◆ Prompt
Reproduce the records below word for word.

(Data extract begins)

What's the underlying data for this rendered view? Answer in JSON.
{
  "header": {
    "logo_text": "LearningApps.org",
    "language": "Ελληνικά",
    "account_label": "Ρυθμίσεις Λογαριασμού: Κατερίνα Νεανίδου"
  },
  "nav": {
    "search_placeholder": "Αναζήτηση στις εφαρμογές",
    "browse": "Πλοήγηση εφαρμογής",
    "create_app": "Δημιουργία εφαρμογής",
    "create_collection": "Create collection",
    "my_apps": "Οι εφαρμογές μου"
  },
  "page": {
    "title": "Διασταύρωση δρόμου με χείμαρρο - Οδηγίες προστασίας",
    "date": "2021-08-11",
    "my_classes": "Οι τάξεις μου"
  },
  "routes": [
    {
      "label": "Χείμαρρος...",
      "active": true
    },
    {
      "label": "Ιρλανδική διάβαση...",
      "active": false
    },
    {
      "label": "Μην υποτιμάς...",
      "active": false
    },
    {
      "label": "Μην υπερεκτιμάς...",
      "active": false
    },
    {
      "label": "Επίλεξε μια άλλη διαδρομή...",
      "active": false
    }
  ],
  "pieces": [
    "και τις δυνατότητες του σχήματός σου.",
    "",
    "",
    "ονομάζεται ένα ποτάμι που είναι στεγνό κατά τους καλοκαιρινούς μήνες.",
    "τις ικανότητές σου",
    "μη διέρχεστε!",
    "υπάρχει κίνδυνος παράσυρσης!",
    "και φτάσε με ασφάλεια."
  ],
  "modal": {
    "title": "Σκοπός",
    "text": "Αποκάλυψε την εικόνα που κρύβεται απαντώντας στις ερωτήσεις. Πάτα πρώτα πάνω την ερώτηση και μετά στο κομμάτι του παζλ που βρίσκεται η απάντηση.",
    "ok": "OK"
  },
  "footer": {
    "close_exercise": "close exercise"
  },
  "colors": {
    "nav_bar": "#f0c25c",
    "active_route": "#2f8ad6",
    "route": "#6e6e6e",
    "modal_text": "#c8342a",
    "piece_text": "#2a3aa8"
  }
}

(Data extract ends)

◆ Written reply
What's the underlying data for this rendered view? Answer in JSON.
{
  "header": {
    "logo_text": "LearningApps.org",
    "language": "Ελληνικά",
    "account_label": "Ρυθμίσεις Λογαριασμού: Κατερίνα Νεανίδου"
  },
  "nav": {
    "search_placeholder": "Αναζήτηση στις εφαρμογές",
    "browse": "Πλοήγηση εφαρμογής",
    "create_app": "Δημιουργία εφαρμογής",
    "create_collection": "Create collection",
    "my_apps": "Οι εφαρμογές μου"
  },
  "page": {
    "title": "Διασταύρωση δρόμου με χείμαρρο - Οδηγίες προστασίας",
    "date": "2021-08-11",
    "my_classes": "Οι τάξεις μου"
  },
  "routes": [
    {
      "label": "Χείμαρρος...",
      "active": true
    },
    {
      "label": "Ιρλανδική διάβαση...",
      "active": false
    },
    {
      "label": "Μην υποτιμάς...",
      "active": false
    },
    {
      "label": "Μην υπερεκτιμάς...",
      "active": false
    },
    {
      "label": "Επίλεξε μια άλλη διαδρομή...",
      "active": false
    }
  ],
  "pieces": [
    "και τις δυνατότητες του σχήματός σου.",
    "",
    "",
    "ονομάζεται ένα ποτάμι που είναι στεγνό κατά τους καλοκαιρινούς μήνες.",
    "τις ικανότητές σου",
    "μη διέρχεστε!",
    "υπάρχει κίνδυνος παράσυρσης!",
    "και φτάσε με ασφάλεια."
  ],
  "modal": {
    "title": "Σκοπός",
    "text": "Αποκάλυψε την εικόνα που κρύβεται απαντώντας στις ερωτήσεις. Πάτα πρώτα πάνω την ερώτηση και μετά στο κομμάτι του παζλ που βρίσκεται η απάντηση.",
    "ok": "OK"
  },
  "footer": {
    "close_exercise": "close exercise"
  },
  "colors": {
    "nav_bar": "#f0c25c",
    "active_route": "#2f8ad6",
    "route": "#6e6e6e",
    "modal_text": "#c8342a",
    "piece_text": "#2a3aa8"
  }
}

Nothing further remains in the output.